On September 19, 1767, a Bond of Jean Baptiste Lappeze [de Védrines] in favor of Jean Baptiste Gardes was signed (Pointe Coupée Documents, 1762-1803: A Calendar of Civil Records for the Province of Louisiana, Winston Deville, p. 6). That same day, the marriage contract between Demoiselle [Marie Anne] DeMoncharvaux (younger sister of Elisabeth) and Pierre Clermont was signed. Apparently, they traveled to the courthouse together.

On that same day, the fourth daughter of Jean Baptiste and Elisabeth, Marie Anne Vidrine (1767-1768), was born on September 19, 1767 and baptized on July 17, 1768 by Fr Irénée, O.F.M. Cap; (PCP-4, 29). The note in the register says: “Supplied Ceremonies for Baptism previously preformed at home” which means that she was baptized in the state of an emergency at home by either Elisabeth or Jean Baptiste when she born. She was most likely born with some type of disease or sickness. Tragically, she died a month later on August 12, 1768 at less than a year old and was buried there at the Pointe Coupée Post by Fr Irénée, O.F.M. Cap.

Marie Anne’s tragic death is seen in the Spanish Census of Pointe Coupée taken the next year, in 1769, which again lists Jean Baptiste Lapaise de Védrines with his wife and four children: one boy (who was Jean Baptiste Pierre Vidrine) and three girls (who were Marie Jeanne, Agnes, and Perrine).

However, the next year, the Védrines family would welcome their second son, Etienne Vidrine dit Lapaise (1770-1849) who was born on June 15, 1770. He was the first true native son of South LA in the Vidrine family, as his older brother was born in IL. Two months after his birth, Etienne was baptized on August 5, 1770 at St. Francis Church by Fr Irénée, O.F.M. Cap. (PCP 2, part 2, 97).

It is thought that Jean Baptiste Lapaise de Védrines homesteaded some property at the Opelousas Post (near Washington, LA) as early as 1769. Perhaps it was a vacherie or farm similar to what his family in France had at Lapeze. We know that he registered a cattle brand in the Opelousas District in 1770. One thing is clear though: if he did have land at the Opelousas Post that early, it was only a farm and was in addition to his property in Pointe Coupée.

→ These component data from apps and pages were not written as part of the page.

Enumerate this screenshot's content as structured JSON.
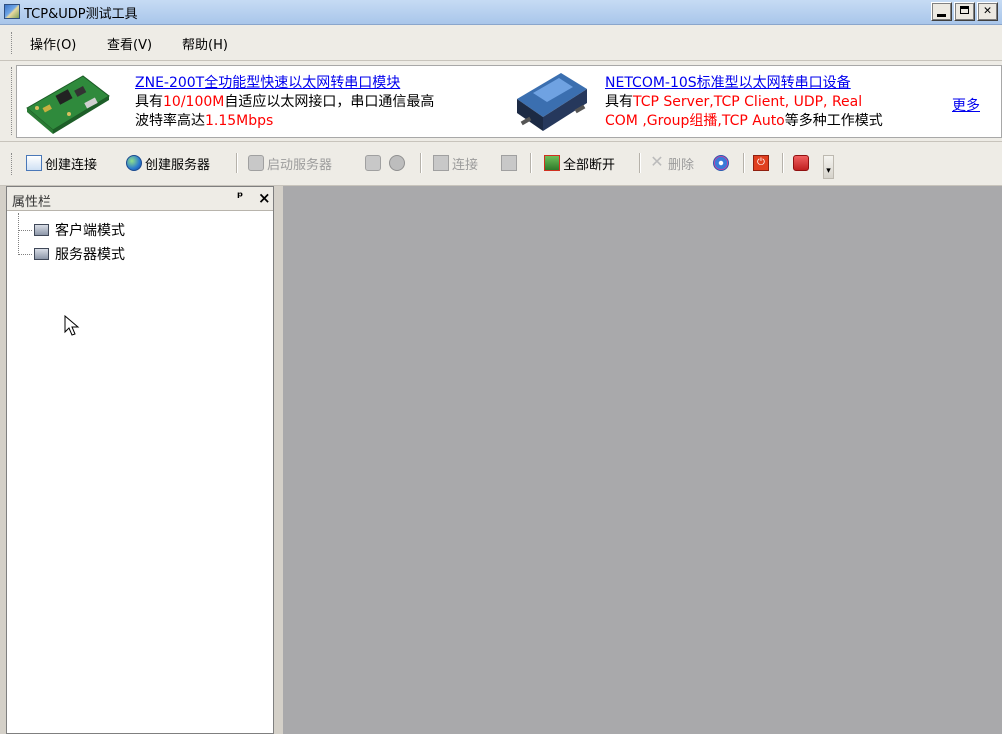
{
  "window": {
    "title": "TCP&UDP测试工具"
  },
  "menu": {
    "items": [
      "操作(O)",
      "查看(V)",
      "帮助(H)"
    ]
  },
  "ads": [
    {
      "title": "ZNE-200T全功能型快速以太网转串口模块",
      "line1_a": "具有",
      "line1_red": "10/100M",
      "line1_b": "自适应以太网接口，串口通信最高",
      "line2_a": "波特率高达",
      "line2_red": "1.15Mbps"
    },
    {
      "title": "NETCOM-10S标准型以太网转串口设备",
      "line1_a": "具有",
      "line1_red": "TCP Server,TCP Client, UDP, Real",
      "line2_red": "COM ,Group组播,TCP Auto",
      "line2_b": "等多种工作模式"
    }
  ],
  "more_link": "更多",
  "toolbar": {
    "create_connection": "创建连接",
    "create_server": "创建服务器",
    "start_server": "启动服务器",
    "connect": "连接",
    "disconnect_all": "全部断开",
    "delete": "删除"
  },
  "properties_pane": {
    "title": "属性栏",
    "pin_glyph": "ᵖ",
    "close_glyph": "×",
    "tree": [
      "客户端模式",
      "服务器模式"
    ]
  },
  "colors": {
    "highlight_red": "#ff0000",
    "link_blue": "#0000ee",
    "workspace_gray": "#a9a9ab"
  }
}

On December 4, 1772, Jean Baptiste Lapaise de Védrines’ land at Pointe Coupée is mentioned as being next to the tract of land of Antoine Goudeau, which was sold to Simon LeMoyne. (Pointe Coupee Families in Colonial LA 1771-1782, Laverne Thomas, III, Baton Rouge: Claitors, 2009, #531, p.29).

However, by the middle of the next year – May 1773 – Jean Baptiste received a grant of land at the Opelousas Post from the Spanish Government. (Pointe Coupee Documents, 1762-1803: A Calendar of Civil Records for the Province of Louisiana, Winston Deville, p. 100 (Apendix)). So eight years after arriving at Pointe Coupée, he departed, moving his family west to the Opelousas Post…leaving no trace of the Védrines-Vidrine family there (as at New Orleans) except for the information about them in the civil and ecclesiastical records.

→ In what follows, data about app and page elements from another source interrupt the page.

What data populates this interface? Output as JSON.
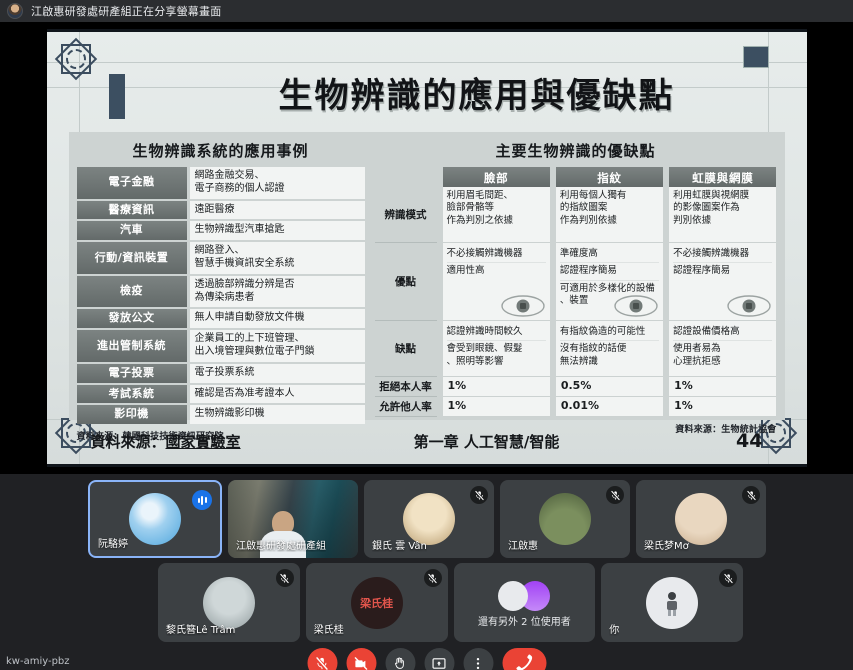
{
  "topbar": {
    "avatar_name": "presenter-avatar",
    "sharing_notice": "江啟惠研發處研產組正在分享螢幕畫面"
  },
  "slide": {
    "title": "生物辨識的應用與優缺點",
    "left_section": {
      "heading": "生物辨識系統的應用事例",
      "rows": [
        {
          "key": "電子金融",
          "value": "網路金融交易、\n電子商務的個人認證"
        },
        {
          "key": "醫療資訊",
          "value": "遠距醫療"
        },
        {
          "key": "汽車",
          "value": "生物辨識型汽車搶匙"
        },
        {
          "key": "行動/資訊裝置",
          "value": "網路登入、\n智慧手機資訊安全系統"
        },
        {
          "key": "檢疫",
          "value": "透過臉部辨識分辨是否\n為傳染病患者"
        },
        {
          "key": "發放公文",
          "value": "無人申請自動發放文件機"
        },
        {
          "key": "進出管制系統",
          "value": "企業員工的上下班管理、\n出入境管理與數位電子門鎖"
        },
        {
          "key": "電子投票",
          "value": "電子投票系統"
        },
        {
          "key": "考試系統",
          "value": "確認是否為准考證本人"
        },
        {
          "key": "影印機",
          "value": "生物辨識影印機"
        }
      ],
      "source": "資料來源：韓國科技技術資訊研究院"
    },
    "right_section": {
      "heading": "主要生物辨識的優缺點",
      "row_labels": [
        "辨識模式",
        "優點",
        "缺點",
        "拒絕本人率",
        "允許他人率"
      ],
      "columns": [
        {
          "header": "臉部",
          "mode": "利用眉毛間距、\n臉部骨骼等\n作為判別之依據",
          "pros": [
            "不必接觸辨識機器",
            "適用性高"
          ],
          "cons": [
            "認證辨識時間較久",
            "會受到眼鏡、假髮\n、照明等影響"
          ],
          "reject_self_rate": "1%",
          "allow_other_rate": "1%"
        },
        {
          "header": "指紋",
          "mode": "利用每個人獨有\n的指紋圖案\n作為判別依據",
          "pros": [
            "準確度高",
            "認證程序簡易",
            "可適用於多樣化的設備\n、裝置"
          ],
          "cons": [
            "有指紋偽造的可能性",
            "沒有指紋的話便\n無法辨識"
          ],
          "reject_self_rate": "0.5%",
          "allow_other_rate": "0.01%"
        },
        {
          "header": "虹膜與網膜",
          "mode": "利用虹膜與視網膜\n的影像圖案作為\n判別依據",
          "pros": [
            "不必接觸辨識機器",
            "認證程序簡易"
          ],
          "cons": [
            "認證設備價格高",
            "使用者易為\n心理抗拒感"
          ],
          "reject_self_rate": "1%",
          "allow_other_rate": "1%"
        }
      ],
      "source": "資料來源：生物統計協會"
    },
    "footer": {
      "source_label": "資料來源：",
      "source_value": "國家實驗室",
      "chapter": "第一章 人工智慧/智能",
      "page": "44"
    }
  },
  "participants": {
    "row1": [
      {
        "name": "阮駱婷",
        "avatar": "sky-avatar",
        "state": "speaking",
        "camera": false
      },
      {
        "name": "江啟惠研發處研產組",
        "avatar": "camera-feed",
        "state": "active",
        "camera": true
      },
      {
        "name": "銀氏 雲 Vân",
        "avatar": "coffee-avatar",
        "state": "muted",
        "camera": false
      },
      {
        "name": "江啟惠",
        "avatar": "green-avatar",
        "state": "muted",
        "camera": false
      },
      {
        "name": "梁氏梦Mơ",
        "avatar": "cat-avatar",
        "state": "muted",
        "camera": false
      }
    ],
    "row2": [
      {
        "name": "黎氏簪Lê Trâm",
        "avatar": "kid-avatar",
        "state": "muted",
        "camera": false
      },
      {
        "name": "梁氏桂",
        "avatar": "initials-avatar",
        "avatar_text": "梁氏桂",
        "state": "muted",
        "camera": false
      },
      {
        "name": "還有另外 2 位使用者",
        "avatar": "group-avatar",
        "state": "overflow",
        "camera": false
      },
      {
        "name": "你",
        "avatar": "person-avatar",
        "state": "muted",
        "camera": false
      }
    ]
  },
  "bottombar": {
    "meeting_code": "kw-amiy-pbz",
    "controls": [
      {
        "name": "mic-off-button",
        "label": "麥克風",
        "style": "danger"
      },
      {
        "name": "camera-off-button",
        "label": "攝影機",
        "style": "danger"
      },
      {
        "name": "raise-hand-button",
        "label": "舉手",
        "style": "neutral"
      },
      {
        "name": "present-button",
        "label": "簡報",
        "style": "neutral"
      },
      {
        "name": "more-options-button",
        "label": "更多選項",
        "style": "neutral"
      },
      {
        "name": "leave-call-button",
        "label": "離開會議",
        "style": "leave"
      }
    ]
  },
  "colors": {
    "accent": "#8ab4f8",
    "danger": "#ea4335",
    "surface": "#3c4043",
    "background": "#202124"
  }
}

The life that Jean Baptiste Lapaise de Védrines and his family had departed was captured by a traveller who visited Pointe Coupée over fifteen years later in 1791:

“Here is now a very respectable village, defended by a strong fortress and garrison of Spaniards, the commander being the governor of the district…The French here are able, ingenious and industrious planters: they live easy and plentifully, and are far more regular and commendable in the enjoyment of their earnings than their neighbors the English: their dress of their own manufactures, well wrought and neatly made up, yet not extravagant or foppish; manners and conversation easy, moral and entertaining” (William Bartram, Travels Through North and South Carolina, Georgia, East and West Florida, The Cherokee Country, The Extensive Territories of the Muscogulges, or Creek Confederacy, and The Country of the Chactaws, 1791, Part III Chapter VII).